  27. 27. Responding to reviewers AgreementReviewer Comment: In your analysis of the data you have chosento use a somewhat obscure fitting function (regression). In myopinion, a simple Gaussian function would have sufficed.Moreover, the results would be more instructive and easier tocompare to previous results.Response: We agree with the reviewer’s assessment of theanalysis. Our tailored function makes it impossible to fullyinterpret the data in terms of the prevailing theories. In addition, inits current form it would be difficult to tell that this measurementconstitutes a significant improvement over previously reportedvalues. We have redone the analysis using a Gaussian fittingfunction.
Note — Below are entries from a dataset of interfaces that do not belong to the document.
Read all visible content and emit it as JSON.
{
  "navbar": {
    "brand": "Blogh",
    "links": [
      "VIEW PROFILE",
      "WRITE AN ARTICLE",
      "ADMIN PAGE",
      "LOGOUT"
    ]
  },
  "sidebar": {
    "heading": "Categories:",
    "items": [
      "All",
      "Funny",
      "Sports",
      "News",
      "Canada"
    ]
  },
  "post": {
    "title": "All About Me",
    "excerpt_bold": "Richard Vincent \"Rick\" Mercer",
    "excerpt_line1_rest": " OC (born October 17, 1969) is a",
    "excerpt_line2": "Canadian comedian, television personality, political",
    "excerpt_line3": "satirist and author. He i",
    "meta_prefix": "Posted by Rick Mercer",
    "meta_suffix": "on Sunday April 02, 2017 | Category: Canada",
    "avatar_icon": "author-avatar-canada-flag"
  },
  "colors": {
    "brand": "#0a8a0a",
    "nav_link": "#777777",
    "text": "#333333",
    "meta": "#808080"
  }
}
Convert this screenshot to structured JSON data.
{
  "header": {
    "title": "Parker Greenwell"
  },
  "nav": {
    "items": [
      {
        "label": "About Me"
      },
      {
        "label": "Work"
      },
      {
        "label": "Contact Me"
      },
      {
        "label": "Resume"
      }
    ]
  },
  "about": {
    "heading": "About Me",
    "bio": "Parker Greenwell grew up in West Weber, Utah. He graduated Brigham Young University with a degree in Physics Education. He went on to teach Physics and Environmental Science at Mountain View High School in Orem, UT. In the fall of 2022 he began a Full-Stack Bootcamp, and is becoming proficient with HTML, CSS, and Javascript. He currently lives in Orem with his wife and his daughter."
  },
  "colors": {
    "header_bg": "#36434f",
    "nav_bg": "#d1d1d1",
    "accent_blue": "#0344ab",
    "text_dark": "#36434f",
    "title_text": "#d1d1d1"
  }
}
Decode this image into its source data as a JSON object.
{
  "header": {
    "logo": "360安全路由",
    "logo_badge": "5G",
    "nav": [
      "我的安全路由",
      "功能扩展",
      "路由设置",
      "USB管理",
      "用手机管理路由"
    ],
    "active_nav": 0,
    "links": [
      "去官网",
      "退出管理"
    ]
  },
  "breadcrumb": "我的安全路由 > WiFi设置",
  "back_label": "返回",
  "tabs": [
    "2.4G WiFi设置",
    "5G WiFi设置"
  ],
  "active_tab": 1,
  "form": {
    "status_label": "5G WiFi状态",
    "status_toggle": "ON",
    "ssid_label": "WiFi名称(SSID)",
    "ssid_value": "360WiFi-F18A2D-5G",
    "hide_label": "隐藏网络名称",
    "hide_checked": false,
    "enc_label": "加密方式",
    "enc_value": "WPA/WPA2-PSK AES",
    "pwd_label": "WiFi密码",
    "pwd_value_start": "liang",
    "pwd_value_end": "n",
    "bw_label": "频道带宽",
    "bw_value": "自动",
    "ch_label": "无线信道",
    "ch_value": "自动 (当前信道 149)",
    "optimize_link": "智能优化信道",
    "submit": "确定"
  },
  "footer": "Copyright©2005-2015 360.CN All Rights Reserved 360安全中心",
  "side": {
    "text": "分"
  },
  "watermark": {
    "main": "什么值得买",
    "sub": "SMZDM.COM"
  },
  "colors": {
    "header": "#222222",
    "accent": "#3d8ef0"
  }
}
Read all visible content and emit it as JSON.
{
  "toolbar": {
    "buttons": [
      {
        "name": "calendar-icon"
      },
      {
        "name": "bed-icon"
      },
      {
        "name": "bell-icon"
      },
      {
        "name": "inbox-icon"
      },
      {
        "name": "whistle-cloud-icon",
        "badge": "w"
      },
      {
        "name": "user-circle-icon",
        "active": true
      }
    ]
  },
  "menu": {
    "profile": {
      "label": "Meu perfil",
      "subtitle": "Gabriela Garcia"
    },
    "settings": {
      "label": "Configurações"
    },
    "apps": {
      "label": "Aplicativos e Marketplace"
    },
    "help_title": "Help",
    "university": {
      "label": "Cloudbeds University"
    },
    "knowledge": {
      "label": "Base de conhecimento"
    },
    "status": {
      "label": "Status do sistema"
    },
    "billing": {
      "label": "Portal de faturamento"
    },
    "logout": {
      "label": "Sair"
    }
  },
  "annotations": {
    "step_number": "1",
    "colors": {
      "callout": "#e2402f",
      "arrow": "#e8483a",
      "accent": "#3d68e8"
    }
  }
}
  28. 28. Responding to reviewers DisagreementReviewer Comment: In your analysis of the data you have chosento use a somewhat obscure fitting function (regression). In myopinion, a simple Gaussian function would have sufficed.Moreover, the results would be more instructive and easier tocompare to previous results.Response: We agree with the reviewer that a simple Gaussian fitwould facilitate comparison with the results of other studies.However, our tailored function allows for the analysis of the datain terms of the Smith model [Smith et al, 1998]. We have addedtwo sentences to the paper (page 3 paragraph 2) to explain theuse of this function and Smith’s model.
  29. 29. Responding to reviewers Cryptic questions“The authors hypothesized to look for thepharmacokinetics of the insulin using this 4 mmneedle; However they didnt do bioequivalenceanalyses for glucose pharmacodynamics. Thatis one of my concerns about this methodology.”
  30. 30. Responding to Understanding reviewer reviewers comments “The English needs to be improved” “Your writing is difficult to understand”• Grammar & spelling• Long, complex sentences and paragraphs• Gaps in the logic• Poor manuscript organization• Too much information
  31. 31. Customer Service Hints and tips Free online resources • Edanz edanzediting.com • Springer Exemplar springerexemplar.com/ • Google Scholar scholar.google.com/ • Purdue Online Writing Lab owl.english.purdue.edu/owl/
  32. 32. Customer Service Hints and tips Springer Author Academy
  33. 33. Customer Service Hints and tips Help your readers understand“If you can’t explain somethingsimply, you don’t understand it well.” – Albert Einstein• Write to express not impress• Consider your audience – their native language may not be English
  34. 34. Any questions? Thank you!edanzediting.com/iran022013Download and further reading@JournalAdvisorFollow us on Twitterfacebook.com/JournalAdvisorLike us on Facebook